Page and application data records
########

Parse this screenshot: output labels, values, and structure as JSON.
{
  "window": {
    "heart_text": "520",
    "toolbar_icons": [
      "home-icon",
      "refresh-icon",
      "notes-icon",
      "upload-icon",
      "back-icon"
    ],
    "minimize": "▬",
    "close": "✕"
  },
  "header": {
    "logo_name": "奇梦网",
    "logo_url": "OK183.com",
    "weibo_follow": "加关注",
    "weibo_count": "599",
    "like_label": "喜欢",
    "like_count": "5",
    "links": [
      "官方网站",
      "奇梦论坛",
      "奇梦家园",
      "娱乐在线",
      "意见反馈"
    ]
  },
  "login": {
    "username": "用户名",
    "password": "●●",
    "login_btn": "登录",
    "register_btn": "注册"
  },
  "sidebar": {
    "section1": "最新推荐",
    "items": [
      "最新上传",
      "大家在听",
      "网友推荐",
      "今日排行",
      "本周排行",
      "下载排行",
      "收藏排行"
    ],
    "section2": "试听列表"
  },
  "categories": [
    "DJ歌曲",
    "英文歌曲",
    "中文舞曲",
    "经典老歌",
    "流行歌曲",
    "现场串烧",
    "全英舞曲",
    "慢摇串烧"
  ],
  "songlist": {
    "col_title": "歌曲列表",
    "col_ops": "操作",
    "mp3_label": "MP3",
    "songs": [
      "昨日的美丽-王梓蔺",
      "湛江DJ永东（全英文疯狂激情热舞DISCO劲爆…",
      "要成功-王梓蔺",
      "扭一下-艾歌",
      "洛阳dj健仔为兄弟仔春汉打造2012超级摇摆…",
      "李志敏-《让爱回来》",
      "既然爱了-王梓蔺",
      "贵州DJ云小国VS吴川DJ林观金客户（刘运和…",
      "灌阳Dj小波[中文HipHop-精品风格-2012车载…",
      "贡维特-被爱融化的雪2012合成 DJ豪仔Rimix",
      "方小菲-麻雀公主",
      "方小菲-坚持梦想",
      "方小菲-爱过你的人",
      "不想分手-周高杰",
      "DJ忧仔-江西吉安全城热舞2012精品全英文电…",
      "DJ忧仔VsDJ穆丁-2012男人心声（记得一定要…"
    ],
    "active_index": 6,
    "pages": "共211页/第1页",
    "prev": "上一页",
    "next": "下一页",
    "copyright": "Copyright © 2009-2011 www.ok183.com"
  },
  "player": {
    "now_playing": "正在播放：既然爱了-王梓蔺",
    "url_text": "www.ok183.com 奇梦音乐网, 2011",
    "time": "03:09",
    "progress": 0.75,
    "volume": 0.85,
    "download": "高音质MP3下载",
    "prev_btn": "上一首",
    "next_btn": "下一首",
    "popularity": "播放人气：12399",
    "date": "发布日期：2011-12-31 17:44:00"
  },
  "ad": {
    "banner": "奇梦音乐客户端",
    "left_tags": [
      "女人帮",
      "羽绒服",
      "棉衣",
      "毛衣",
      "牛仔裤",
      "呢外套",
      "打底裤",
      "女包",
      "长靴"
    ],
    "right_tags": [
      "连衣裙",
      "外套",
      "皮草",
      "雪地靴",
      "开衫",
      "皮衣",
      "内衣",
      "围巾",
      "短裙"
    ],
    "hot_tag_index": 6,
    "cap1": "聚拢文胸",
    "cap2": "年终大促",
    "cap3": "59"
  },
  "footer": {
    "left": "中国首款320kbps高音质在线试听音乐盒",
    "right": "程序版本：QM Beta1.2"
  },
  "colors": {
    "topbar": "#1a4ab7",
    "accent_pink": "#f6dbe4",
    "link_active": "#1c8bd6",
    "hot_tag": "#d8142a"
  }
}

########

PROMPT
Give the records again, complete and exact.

RESULT OF THE TASK
Parse this screenshot: output labels, values, and structure as JSON.
{
  "window": {
    "heart_text": "520",
    "toolbar_icons": [
      "home-icon",
      "refresh-icon",
      "notes-icon",
      "upload-icon",
      "back-icon"
    ],
    "minimize": "▬",
    "close": "✕"
  },
  "header": {
    "logo_name": "奇梦网",
    "logo_url": "OK183.com",
    "weibo_follow": "加关注",
    "weibo_count": "599",
    "like_label": "喜欢",
    "like_count": "5",
    "links": [
      "官方网站",
      "奇梦论坛",
      "奇梦家园",
      "娱乐在线",
      "意见反馈"
    ]
  },
  "login": {
    "username": "用户名",
    "password": "●●",
    "login_btn": "登录",
    "register_btn": "注册"
  },
  "sidebar": {
    "section1": "最新推荐",
    "items": [
      "最新上传",
      "大家在听",
      "网友推荐",
      "今日排行",
      "本周排行",
      "下载排行",
      "收藏排行"
    ],
    "section2": "试听列表"
  },
  "categories": [
    "DJ歌曲",
    "英文歌曲",
    "中文舞曲",
    "经典老歌",
    "流行歌曲",
    "现场串烧",
    "全英舞曲",
    "慢摇串烧"
  ],
  "songlist": {
    "col_title": "歌曲列表",
    "col_ops": "操作",
    "mp3_label": "MP3",
    "songs": [
      "昨日的美丽-王梓蔺",
      "湛江DJ永东（全英文疯狂激情热舞DISCO劲爆…",
      "要成功-王梓蔺",
      "扭一下-艾歌",
      "洛阳dj健仔为兄弟仔春汉打造2012超级摇摆…",
      "李志敏-《让爱回来》",
      "既然爱了-王梓蔺",
      "贵州DJ云小国VS吴川DJ林观金客户（刘运和…",
      "灌阳Dj小波[中文HipHop-精品风格-2012车载…",
      "贡维特-被爱融化的雪2012合成 DJ豪仔Rimix",
      "方小菲-麻雀公主",
      "方小菲-坚持梦想",
      "方小菲-爱过你的人",
      "不想分手-周高杰",
      "DJ忧仔-江西吉安全城热舞2012精品全英文电…",
      "DJ忧仔VsDJ穆丁-2012男人心声（记得一定要…"
    ],
    "active_index": 6,
    "pages": "共211页/第1页",
    "prev": "上一页",
    "next": "下一页",
    "copyright": "Copyright © 2009-2011 www.ok183.com"
  },
  "player": {
    "now_playing": "正在播放：既然爱了-王梓蔺",
    "url_text": "www.ok183.com 奇梦音乐网, 2011",
    "time": "03:09",
    "progress": 0.75,
    "volume": 0.85,
    "download": "高音质MP3下载",
    "prev_btn": "上一首",
    "next_btn": "下一首",
    "popularity": "播放人气：12399",
    "date": "发布日期：2011-12-31 17:44:00"
  },
  "ad": {
    "banner": "奇梦音乐客户端",
    "left_tags": [
      "女人帮",
      "羽绒服",
      "棉衣",
      "毛衣",
      "牛仔裤",
      "呢外套",
      "打底裤",
      "女包",
      "长靴"
    ],
    "right_tags": [
      "连衣裙",
      "外套",
      "皮草",
      "雪地靴",
      "开衫",
      "皮衣",
      "内衣",
      "围巾",
      "短裙"
    ],
    "hot_tag_index": 6,
    "cap1": "聚拢文胸",
    "cap2": "年终大促",
    "cap3": "59"
  },
  "footer": {
    "left": "中国首款320kbps高音质在线试听音乐盒",
    "right": "程序版本：QM Beta1.2"
  },
  "colors": {
    "topbar": "#1a4ab7",
    "accent_pink": "#f6dbe4",
    "link_active": "#1c8bd6",
    "hot_tag": "#d8142a"
  }
}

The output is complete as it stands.